Centre back: Sergio Ramos (Spain). The World Cup seemed to be a bridge too far for Ramos after his exertions in helping Real Madrid win the Champions League. Sank without trace as Spain were utterly overrun and humiliated in their 5-1 defeat against the Netherlands, from which they never recovered.
Left back; Benoit Assou-Ekotto (Cameroon). Made headlines when he incredibly attempted to heat-butt team mate Benjamin Moukandjo late in the 4-0 defeat by Croatia. French sports daily L’Equipe reported that the bust-up continued in the tunnel after the game with Assou-Ekotto throwing a water bottle at his team mate. He was dropped for the following game against Brazil.
Midfield: Eden Hazard (Belgium). Supposedly the pick of Belgium’s so-called “golden generation”, Hazard performed one of the most impressive disappearing acts at the tournament. The low point was his utterly ineffective performance in the quarterfinal defeat by Argentina which led him to being hauled off near the end.
Midfield: Shinji Kagawa (Japan). A shadow of the livewire player who helped Borussia Dortmund win two successive Bundesliga titles, Kagawa was substituted late in the game against Ivory Coast and dropped altogether against Greece. He said he had “lost the battle with myself” against the Ivorians.
Midfield: Alex Song (Cameroon). After his uncle Rigobert Song was sent off in both the 1994 and 1998, Song kept up the family tradition when a senseless elbow in the back of Mario Mandzukic earned him a first-half sending off against Croatia. Trailing 1-0 at the time, Cameroon crashed to a 4-0 defeat and were eliminated after two games. Song, who apologised for what he described as a blunder, was banned for three internationals by Fifa.
Centre forward: Fred (Brazil). Following in the footsteps of Jairzinho, Careca, Romario, Bebeto and Ronaldo was never going to be easy, and Fred never came close. Arguably the least effective Brazil striker since Serginho in 1982, he managed a meagre one goal and was singled out for vicious jeering by the crowd during the semifinal drubbing by Germany.
Forward: Cristiano Ronaldo (Portugal). Suffered tendonitis in his left knee shortly before the tournament and never lived up to his world player of the year status. Although he got precious little support from a thoroughly mediocre Portugal team, Ronaldo did not help his cause by the manner in which he continually remonstrated with his team mates. He scored the winner in their final match against Ghana but Portugal’s hopes of getting the big win they needed to qualify had already been scuppered when Ronaldo missed a sequence of excellent chances in the second half.
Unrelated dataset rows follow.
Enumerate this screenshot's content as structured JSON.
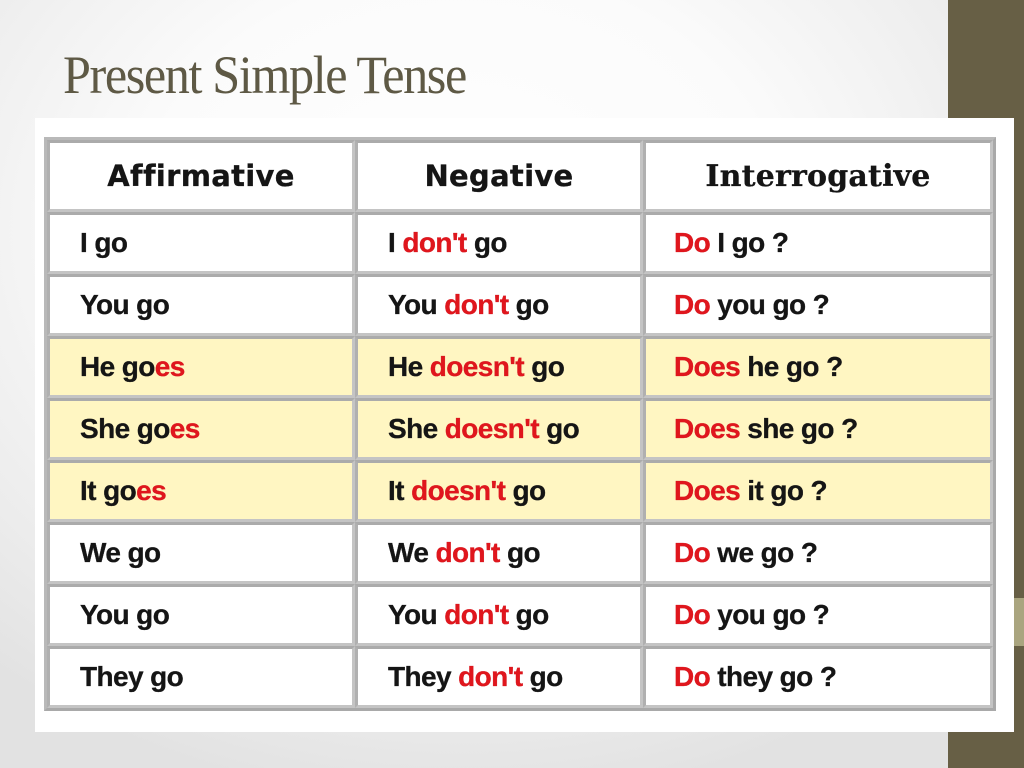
{
  "slide": {
    "title": "Present Simple Tense"
  },
  "colors": {
    "accent_red": "#e0161d",
    "highlight_row": "#fff6c2",
    "sidebar": "#675f45",
    "title_text": "#5e5945"
  },
  "table": {
    "headers": [
      "Affirmative",
      "Negative",
      "Interrogative"
    ],
    "rows": [
      {
        "highlight": false,
        "affirmative": {
          "pre": "I go",
          "red": "",
          "post": ""
        },
        "negative": {
          "pre": "I ",
          "red": "don't",
          "post": " go"
        },
        "interrogative": {
          "pre": "",
          "red": "Do",
          "post": " I go ?"
        }
      },
      {
        "highlight": false,
        "affirmative": {
          "pre": "You go",
          "red": "",
          "post": ""
        },
        "negative": {
          "pre": "You ",
          "red": "don't",
          "post": " go"
        },
        "interrogative": {
          "pre": "",
          "red": "Do",
          "post": " you go ?"
        }
      },
      {
        "highlight": true,
        "affirmative": {
          "pre": "He go",
          "red": "es",
          "post": ""
        },
        "negative": {
          "pre": "He ",
          "red": "doesn't",
          "post": " go"
        },
        "interrogative": {
          "pre": "",
          "red": "Does",
          "post": " he go ?"
        }
      },
      {
        "highlight": true,
        "affirmative": {
          "pre": "She go",
          "red": "es",
          "post": ""
        },
        "negative": {
          "pre": "She ",
          "red": "doesn't",
          "post": " go"
        },
        "interrogative": {
          "pre": "",
          "red": "Does",
          "post": " she go ?"
        }
      },
      {
        "highlight": true,
        "affirmative": {
          "pre": "It go",
          "red": "es",
          "post": ""
        },
        "negative": {
          "pre": "It ",
          "red": "doesn't",
          "post": " go"
        },
        "interrogative": {
          "pre": "",
          "red": "Does",
          "post": " it go ?"
        }
      },
      {
        "highlight": false,
        "affirmative": {
          "pre": "We go",
          "red": "",
          "post": ""
        },
        "negative": {
          "pre": "We ",
          "red": "don't",
          "post": " go"
        },
        "interrogative": {
          "pre": "",
          "red": "Do",
          "post": " we go ?"
        }
      },
      {
        "highlight": false,
        "affirmative": {
          "pre": "You go",
          "red": "",
          "post": ""
        },
        "negative": {
          "pre": "You ",
          "red": "don't",
          "post": " go"
        },
        "interrogative": {
          "pre": "",
          "red": "Do",
          "post": " you go ?"
        }
      },
      {
        "highlight": false,
        "affirmative": {
          "pre": "They go",
          "red": "",
          "post": ""
        },
        "negative": {
          "pre": "They ",
          "red": "don't",
          "post": " go"
        },
        "interrogative": {
          "pre": "",
          "red": "Do",
          "post": " they go ?"
        }
      }
    ]
  }
}
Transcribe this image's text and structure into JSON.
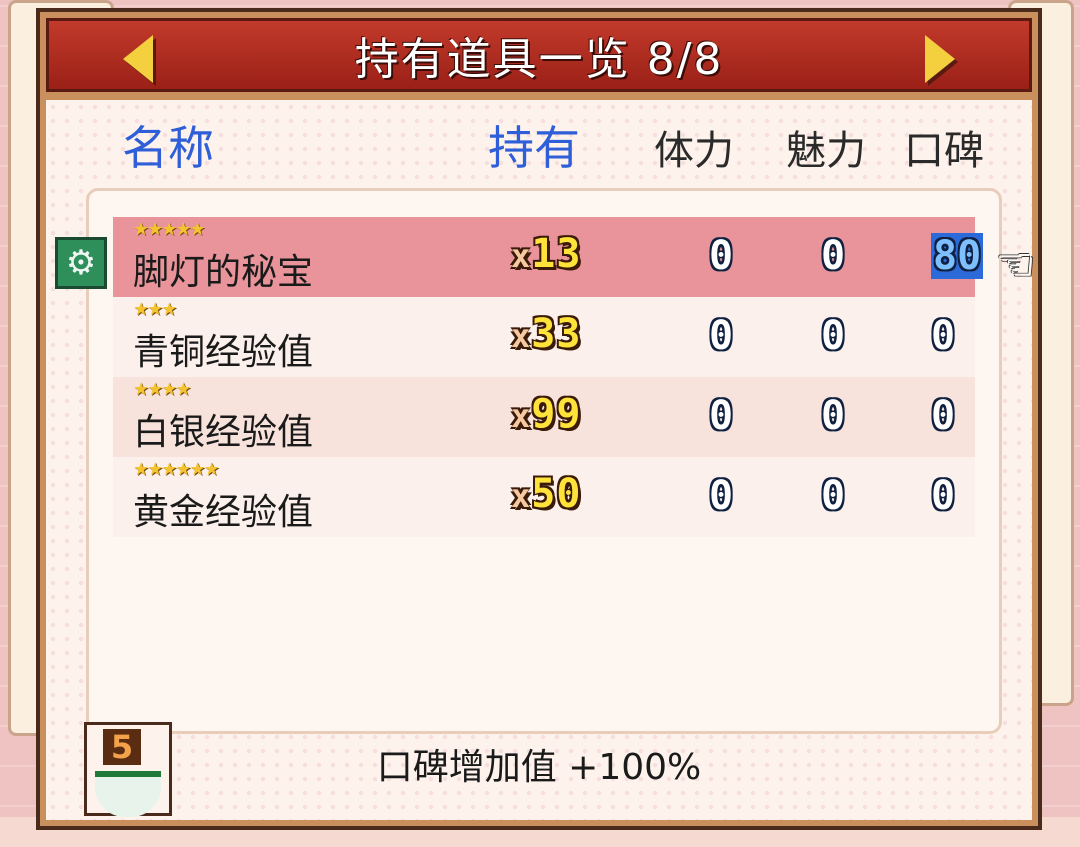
{
  "window": {
    "title": "持有道具一览 8/8"
  },
  "columns": {
    "name": "名称",
    "hold": "持有",
    "stamina": "体力",
    "charm": "魅力",
    "reputation": "口碑"
  },
  "items": [
    {
      "stars": "★★★★★",
      "name": "脚灯的秘宝",
      "count_prefix": "x",
      "count": "13",
      "stamina": "0",
      "charm": "0",
      "reputation": "80",
      "selected": true
    },
    {
      "stars": "★★★",
      "name": "青铜经验值",
      "count_prefix": "x",
      "count": "33",
      "stamina": "0",
      "charm": "0",
      "reputation": "0"
    },
    {
      "stars": "★★★★",
      "name": "白银经验值",
      "count_prefix": "x",
      "count": "99",
      "stamina": "0",
      "charm": "0",
      "reputation": "0"
    },
    {
      "stars": "★★★★★★",
      "name": "黄金经验值",
      "count_prefix": "x",
      "count": "50",
      "stamina": "0",
      "charm": "0",
      "reputation": "0"
    }
  ],
  "footer": {
    "badge_number": "5",
    "bonus_text": "口碑增加值 +100%"
  },
  "icons": {
    "prev": "left-arrow-icon",
    "next": "right-arrow-icon",
    "gear": "gear-icon",
    "cursor": "pointing-hand-icon",
    "scale": "scale-icon"
  }
}
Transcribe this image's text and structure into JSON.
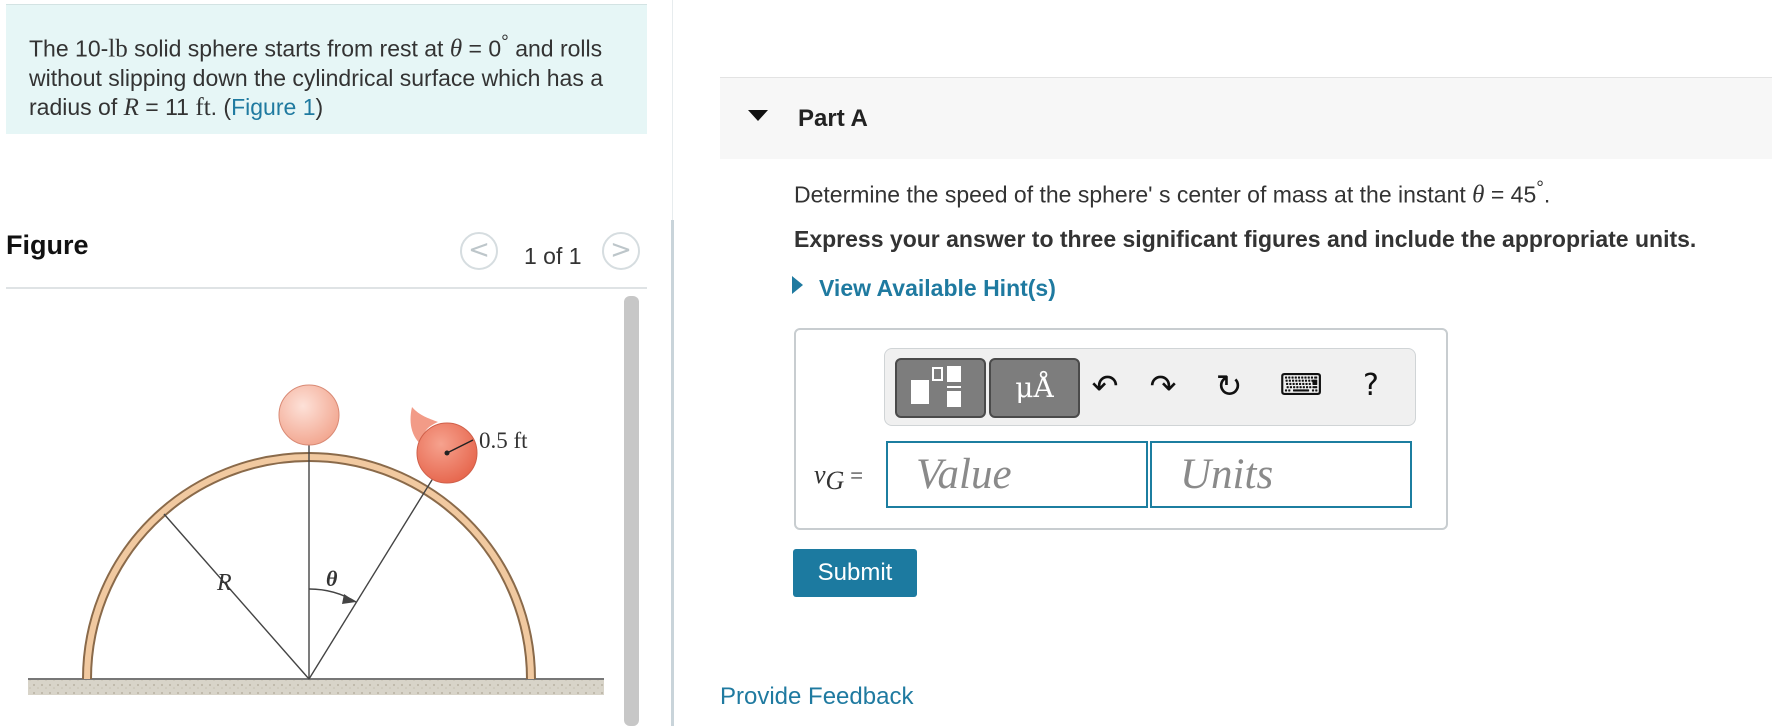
{
  "problem": {
    "text_1": "The 10-",
    "unit_lb": "lb",
    "text_2": " solid sphere starts from rest at ",
    "theta": "θ",
    "text_3": " = 0",
    "deg": "°",
    "text_4": " and rolls",
    "line2": "without slipping down the cylindrical surface which has a",
    "text_5": "radius of ",
    "R": "R",
    "text_6": " = 11 ",
    "unit_ft": "ft",
    "text_7": ". (",
    "figure_link": "Figure 1",
    "text_8": ")"
  },
  "figure": {
    "title": "Figure",
    "prev": "<",
    "next": ">",
    "counter": "1 of 1",
    "label_radius": "0.5 ft",
    "label_R": "R",
    "label_theta": "θ"
  },
  "part": {
    "title": "Part A",
    "question_1": "Determine the speed of the sphere'   s center of mass at the instant ",
    "question_theta": "θ",
    "question_2": " = 45",
    "question_deg": "°",
    "question_3": ".",
    "instruction": "Express your answer to three significant figures and include the appropriate units.",
    "hints": "View Available Hint(s)"
  },
  "toolbar": {
    "units_btn": "μÅ",
    "undo": "↶",
    "redo": "↷",
    "reset": "↻",
    "keyboard": "⌨",
    "help": "?"
  },
  "answer": {
    "label_v": "v",
    "label_sub": "G",
    "label_eq": " =",
    "value_placeholder": "Value",
    "units_placeholder": "Units",
    "value": "",
    "units": ""
  },
  "submit": "Submit",
  "feedback": "Provide Feedback"
}
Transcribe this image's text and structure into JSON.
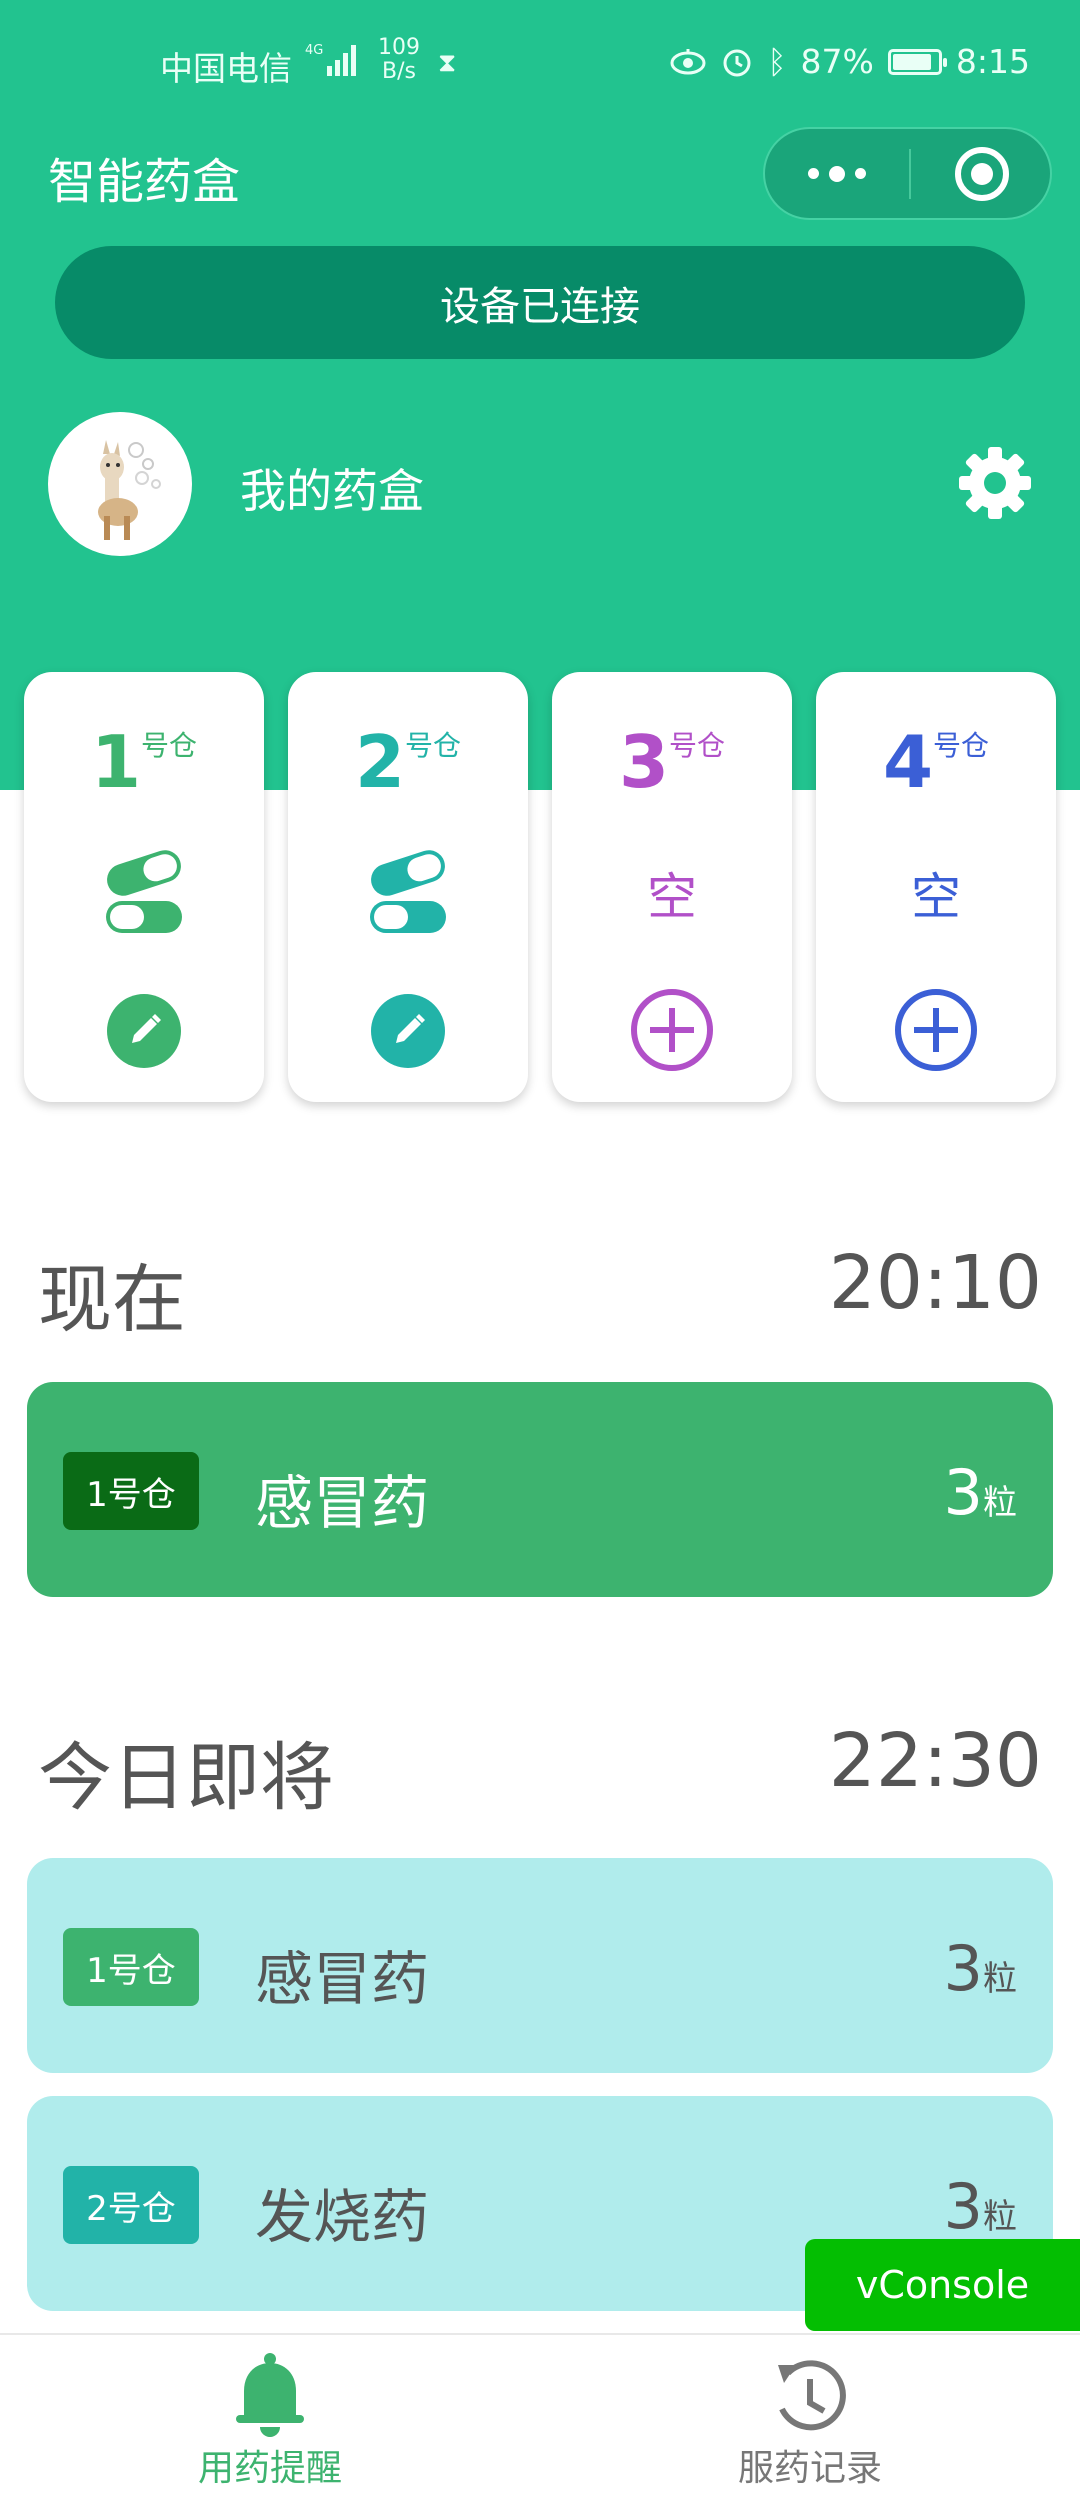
{
  "status_bar": {
    "carrier": "中国电信",
    "network": "4G",
    "speed_value": "109",
    "speed_unit": "B/s",
    "battery": "87%",
    "battery_level": 0.87,
    "time": "8:15"
  },
  "nav": {
    "title": "智能药盒"
  },
  "device": {
    "status": "设备已连接",
    "name": "我的药盒"
  },
  "bins": [
    {
      "num": "1",
      "suffix": "号仓",
      "color": "#3db36f",
      "state": "pill"
    },
    {
      "num": "2",
      "suffix": "号仓",
      "color": "#22b3a8",
      "state": "pill"
    },
    {
      "num": "3",
      "suffix": "号仓",
      "color": "#b150c8",
      "state": "empty",
      "empty_label": "空"
    },
    {
      "num": "4",
      "suffix": "号仓",
      "color": "#3b5fd6",
      "state": "empty",
      "empty_label": "空"
    }
  ],
  "now": {
    "title": "现在",
    "time": "20:10",
    "items": [
      {
        "bin": "1号仓",
        "name": "感冒药",
        "count": "3",
        "unit": "粒"
      }
    ]
  },
  "upcoming": {
    "title": "今日即将",
    "time": "22:30",
    "items": [
      {
        "bin": "1号仓",
        "name": "感冒药",
        "count": "3",
        "unit": "粒"
      },
      {
        "bin": "2号仓",
        "name": "发烧药",
        "count": "3",
        "unit": "粒"
      }
    ]
  },
  "vconsole": "vConsole",
  "tabs": [
    {
      "label": "用药提醒",
      "icon": "bell-icon",
      "active": true
    },
    {
      "label": "服药记录",
      "icon": "history-icon",
      "active": false
    }
  ],
  "colors": {
    "brand": "#22c38f",
    "now_card": "#3db36f",
    "upcoming_card": "#b0ecec",
    "tag_dark": "#0a6b16"
  }
}
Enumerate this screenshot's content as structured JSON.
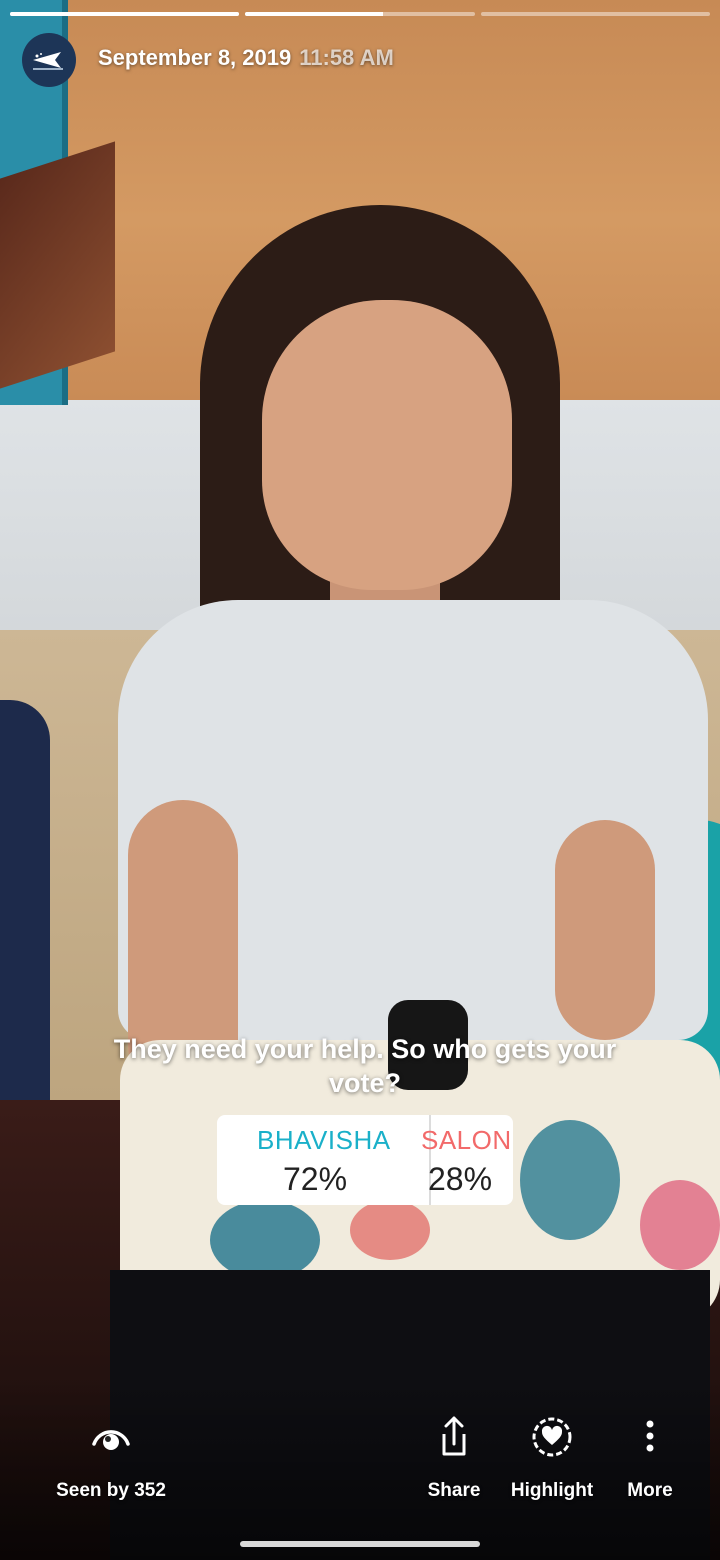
{
  "story": {
    "progress": [
      1.0,
      0.6,
      0.0
    ],
    "date": "September 8, 2019",
    "time": "11:58 AM"
  },
  "poll": {
    "question": "They need your help. So who gets your vote?",
    "options": [
      {
        "name": "BHAVISHA",
        "percent": "72%",
        "value": 72,
        "color": "#1ab0c9"
      },
      {
        "name": "SALONI",
        "percent": "28%",
        "value": 28,
        "color": "#f26a6a"
      }
    ]
  },
  "actions": {
    "seen": {
      "label": "Seen by 352",
      "icon": "eye-icon"
    },
    "share": {
      "label": "Share",
      "icon": "share-icon"
    },
    "highlight": {
      "label": "Highlight",
      "icon": "heart-circle-icon"
    },
    "more": {
      "label": "More",
      "icon": "more-vertical-icon"
    }
  }
}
Centre forward: Mario Balotelli (Italy). Having scored the winner against England, “Supermario” followed up with two ineffective performances in losses to Costa Rica and Uruguay. He missed two good early chances against the Central Americans which could have sent Italy’s campaign in a completely different direction. The maverick striker did not help his cause by filling a Panini album with stickers of himself after the England game and posting a photograph of it on his Facebook page. Daniele De Rossi said after Italy’s elimination: “We need real men, not Panini stickers or characters.